**Exercise directions**
Nothing should be left out: output all of the entries exactly.

┄┄┄┄┄┄┄┄┄┄┄┄┄┄┄┄┄┄┄┄

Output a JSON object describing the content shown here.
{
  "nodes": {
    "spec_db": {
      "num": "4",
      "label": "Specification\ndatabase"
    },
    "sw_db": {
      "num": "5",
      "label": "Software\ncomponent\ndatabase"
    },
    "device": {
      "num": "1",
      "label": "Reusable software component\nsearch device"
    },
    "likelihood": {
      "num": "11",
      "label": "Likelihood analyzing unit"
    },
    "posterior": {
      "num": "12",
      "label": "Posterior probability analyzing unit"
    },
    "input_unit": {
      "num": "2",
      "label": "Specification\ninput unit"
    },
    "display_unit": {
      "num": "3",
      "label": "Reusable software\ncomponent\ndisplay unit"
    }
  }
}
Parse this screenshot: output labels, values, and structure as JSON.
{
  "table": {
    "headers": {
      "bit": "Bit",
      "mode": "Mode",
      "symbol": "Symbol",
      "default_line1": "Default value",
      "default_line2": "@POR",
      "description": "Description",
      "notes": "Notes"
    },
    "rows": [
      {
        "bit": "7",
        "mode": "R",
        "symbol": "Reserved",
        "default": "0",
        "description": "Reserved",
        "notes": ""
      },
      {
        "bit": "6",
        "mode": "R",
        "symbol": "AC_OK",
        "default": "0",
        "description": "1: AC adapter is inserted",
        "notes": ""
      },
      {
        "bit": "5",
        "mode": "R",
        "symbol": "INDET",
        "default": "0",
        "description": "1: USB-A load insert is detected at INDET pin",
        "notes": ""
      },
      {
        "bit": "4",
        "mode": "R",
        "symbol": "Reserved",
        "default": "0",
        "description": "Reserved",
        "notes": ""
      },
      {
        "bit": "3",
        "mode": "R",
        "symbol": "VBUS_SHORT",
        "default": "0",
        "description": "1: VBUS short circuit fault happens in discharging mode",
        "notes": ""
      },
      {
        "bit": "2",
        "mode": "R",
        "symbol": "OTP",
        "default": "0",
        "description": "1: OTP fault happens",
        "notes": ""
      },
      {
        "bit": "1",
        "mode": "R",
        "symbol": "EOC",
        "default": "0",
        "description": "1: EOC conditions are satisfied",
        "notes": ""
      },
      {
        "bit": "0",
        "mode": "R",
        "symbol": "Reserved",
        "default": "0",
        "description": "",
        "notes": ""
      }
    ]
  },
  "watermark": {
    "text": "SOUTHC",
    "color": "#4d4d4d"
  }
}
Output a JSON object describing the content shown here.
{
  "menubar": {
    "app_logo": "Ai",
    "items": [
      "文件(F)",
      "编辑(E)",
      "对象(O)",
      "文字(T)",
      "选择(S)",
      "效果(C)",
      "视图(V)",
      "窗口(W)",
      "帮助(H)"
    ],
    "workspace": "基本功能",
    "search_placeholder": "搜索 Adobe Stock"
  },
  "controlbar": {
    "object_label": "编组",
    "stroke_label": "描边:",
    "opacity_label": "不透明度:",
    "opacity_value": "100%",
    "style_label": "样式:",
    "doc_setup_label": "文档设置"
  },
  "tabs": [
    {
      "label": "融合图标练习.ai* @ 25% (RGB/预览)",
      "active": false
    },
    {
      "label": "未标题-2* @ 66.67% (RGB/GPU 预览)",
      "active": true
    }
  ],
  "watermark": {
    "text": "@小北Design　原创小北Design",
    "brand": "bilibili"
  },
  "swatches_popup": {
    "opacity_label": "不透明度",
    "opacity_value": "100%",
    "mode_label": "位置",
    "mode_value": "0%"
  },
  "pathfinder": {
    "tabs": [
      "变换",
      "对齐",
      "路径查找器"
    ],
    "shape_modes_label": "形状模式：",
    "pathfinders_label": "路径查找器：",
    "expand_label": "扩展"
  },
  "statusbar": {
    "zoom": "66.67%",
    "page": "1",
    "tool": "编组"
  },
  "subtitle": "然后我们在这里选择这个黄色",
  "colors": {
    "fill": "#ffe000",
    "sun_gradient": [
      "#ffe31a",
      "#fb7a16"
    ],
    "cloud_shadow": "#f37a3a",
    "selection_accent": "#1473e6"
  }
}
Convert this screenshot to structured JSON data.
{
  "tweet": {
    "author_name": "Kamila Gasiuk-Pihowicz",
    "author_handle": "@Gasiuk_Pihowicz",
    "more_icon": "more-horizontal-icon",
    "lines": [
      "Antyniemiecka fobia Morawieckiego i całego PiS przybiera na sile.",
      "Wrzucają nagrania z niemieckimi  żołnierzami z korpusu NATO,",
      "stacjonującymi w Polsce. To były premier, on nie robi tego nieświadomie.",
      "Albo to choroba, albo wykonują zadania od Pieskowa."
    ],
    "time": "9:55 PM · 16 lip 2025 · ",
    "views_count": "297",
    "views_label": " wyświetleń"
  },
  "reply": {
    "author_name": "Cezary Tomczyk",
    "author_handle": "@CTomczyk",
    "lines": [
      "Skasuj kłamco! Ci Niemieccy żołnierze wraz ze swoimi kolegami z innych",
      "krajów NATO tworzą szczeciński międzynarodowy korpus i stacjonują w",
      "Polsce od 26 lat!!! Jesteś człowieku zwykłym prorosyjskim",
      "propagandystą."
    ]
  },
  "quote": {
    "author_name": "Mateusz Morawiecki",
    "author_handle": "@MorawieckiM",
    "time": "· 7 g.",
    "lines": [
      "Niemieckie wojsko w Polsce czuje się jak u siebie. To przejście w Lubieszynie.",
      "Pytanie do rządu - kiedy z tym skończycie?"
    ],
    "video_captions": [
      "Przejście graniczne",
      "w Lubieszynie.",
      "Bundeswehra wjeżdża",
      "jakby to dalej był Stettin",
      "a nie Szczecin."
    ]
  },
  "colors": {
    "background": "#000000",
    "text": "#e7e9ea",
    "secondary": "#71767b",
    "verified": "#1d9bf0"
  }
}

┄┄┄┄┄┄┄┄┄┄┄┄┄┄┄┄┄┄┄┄

**Exercise output**
Output a JSON object describing the content shown here.
{
  "nodes": {
    "spec_db": {
      "num": "4",
      "label": "Specification\ndatabase"
    },
    "sw_db": {
      "num": "5",
      "label": "Software\ncomponent\ndatabase"
    },
    "device": {
      "num": "1",
      "label": "Reusable software component\nsearch device"
    },
    "likelihood": {
      "num": "11",
      "label": "Likelihood analyzing unit"
    },
    "posterior": {
      "num": "12",
      "label": "Posterior probability analyzing unit"
    },
    "input_unit": {
      "num": "2",
      "label": "Specification\ninput unit"
    },
    "display_unit": {
      "num": "3",
      "label": "Reusable software\ncomponent\ndisplay unit"
    }
  }
}
Parse this screenshot: output labels, values, and structure as JSON.
{
  "table": {
    "headers": {
      "bit": "Bit",
      "mode": "Mode",
      "symbol": "Symbol",
      "default_line1": "Default value",
      "default_line2": "@POR",
      "description": "Description",
      "notes": "Notes"
    },
    "rows": [
      {
        "bit": "7",
        "mode": "R",
        "symbol": "Reserved",
        "default": "0",
        "description": "Reserved",
        "notes": ""
      },
      {
        "bit": "6",
        "mode": "R",
        "symbol": "AC_OK",
        "default": "0",
        "description": "1: AC adapter is inserted",
        "notes": ""
      },
      {
        "bit": "5",
        "mode": "R",
        "symbol": "INDET",
        "default": "0",
        "description": "1: USB-A load insert is detected at INDET pin",
        "notes": ""
      },
      {
        "bit": "4",
        "mode": "R",
        "symbol": "Reserved",
        "default": "0",
        "description": "Reserved",
        "notes": ""
      },
      {
        "bit": "3",
        "mode": "R",
        "symbol": "VBUS_SHORT",
        "default": "0",
        "description": "1: VBUS short circuit fault happens in discharging mode",
        "notes": ""
      },
      {
        "bit": "2",
        "mode": "R",
        "symbol": "OTP",
        "default": "0",
        "description": "1: OTP fault happens",
        "notes": ""
      },
      {
        "bit": "1",
        "mode": "R",
        "symbol": "EOC",
        "default": "0",
        "description": "1: EOC conditions are satisfied",
        "notes": ""
      },
      {
        "bit": "0",
        "mode": "R",
        "symbol": "Reserved",
        "default": "0",
        "description": "",
        "notes": ""
      }
    ]
  },
  "watermark": {
    "text": "SOUTHC",
    "color": "#4d4d4d"
  }
}
Output a JSON object describing the content shown here.
{
  "menubar": {
    "app_logo": "Ai",
    "items": [
      "文件(F)",
      "编辑(E)",
      "对象(O)",
      "文字(T)",
      "选择(S)",
      "效果(C)",
      "视图(V)",
      "窗口(W)",
      "帮助(H)"
    ],
    "workspace": "基本功能",
    "search_placeholder": "搜索 Adobe Stock"
  },
  "controlbar": {
    "object_label": "编组",
    "stroke_label": "描边:",
    "opacity_label": "不透明度:",
    "opacity_value": "100%",
    "style_label": "样式:",
    "doc_setup_label": "文档设置"
  },
  "tabs": [
    {
      "label": "融合图标练习.ai* @ 25% (RGB/预览)",
      "active": false
    },
    {
      "label": "未标题-2* @ 66.67% (RGB/GPU 预览)",
      "active": true
    }
  ],
  "watermark": {
    "text": "@小北Design　原创小北Design",
    "brand": "bilibili"
  },
  "swatches_popup": {
    "opacity_label": "不透明度",
    "opacity_value": "100%",
    "mode_label": "位置",
    "mode_value": "0%"
  },
  "pathfinder": {
    "tabs": [
      "变换",
      "对齐",
      "路径查找器"
    ],
    "shape_modes_label": "形状模式：",
    "pathfinders_label": "路径查找器：",
    "expand_label": "扩展"
  },
  "statusbar": {
    "zoom": "66.67%",
    "page": "1",
    "tool": "编组"
  },
  "subtitle": "然后我们在这里选择这个黄色",
  "colors": {
    "fill": "#ffe000",
    "sun_gradient": [
      "#ffe31a",
      "#fb7a16"
    ],
    "cloud_shadow": "#f37a3a",
    "selection_accent": "#1473e6"
  }
}
Convert this screenshot to structured JSON data.
{
  "tweet": {
    "author_name": "Kamila Gasiuk-Pihowicz",
    "author_handle": "@Gasiuk_Pihowicz",
    "more_icon": "more-horizontal-icon",
    "lines": [
      "Antyniemiecka fobia Morawieckiego i całego PiS przybiera na sile.",
      "Wrzucają nagrania z niemieckimi  żołnierzami z korpusu NATO,",
      "stacjonującymi w Polsce. To były premier, on nie robi tego nieświadomie.",
      "Albo to choroba, albo wykonują zadania od Pieskowa."
    ],
    "time": "9:55 PM · 16 lip 2025 · ",
    "views_count": "297",
    "views_label": " wyświetleń"
  },
  "reply": {
    "author_name": "Cezary Tomczyk",
    "author_handle": "@CTomczyk",
    "lines": [
      "Skasuj kłamco! Ci Niemieccy żołnierze wraz ze swoimi kolegami z innych",
      "krajów NATO tworzą szczeciński międzynarodowy korpus i stacjonują w",
      "Polsce od 26 lat!!! Jesteś człowieku zwykłym prorosyjskim",
      "propagandystą."
    ]
  },
  "quote": {
    "author_name": "Mateusz Morawiecki",
    "author_handle": "@MorawieckiM",
    "time": "· 7 g.",
    "lines": [
      "Niemieckie wojsko w Polsce czuje się jak u siebie. To przejście w Lubieszynie.",
      "Pytanie do rządu - kiedy z tym skończycie?"
    ],
    "video_captions": [
      "Przejście graniczne",
      "w Lubieszynie.",
      "Bundeswehra wjeżdża",
      "jakby to dalej był Stettin",
      "a nie Szczecin."
    ]
  },
  "colors": {
    "background": "#000000",
    "text": "#e7e9ea",
    "secondary": "#71767b",
    "verified": "#1d9bf0"
  }
}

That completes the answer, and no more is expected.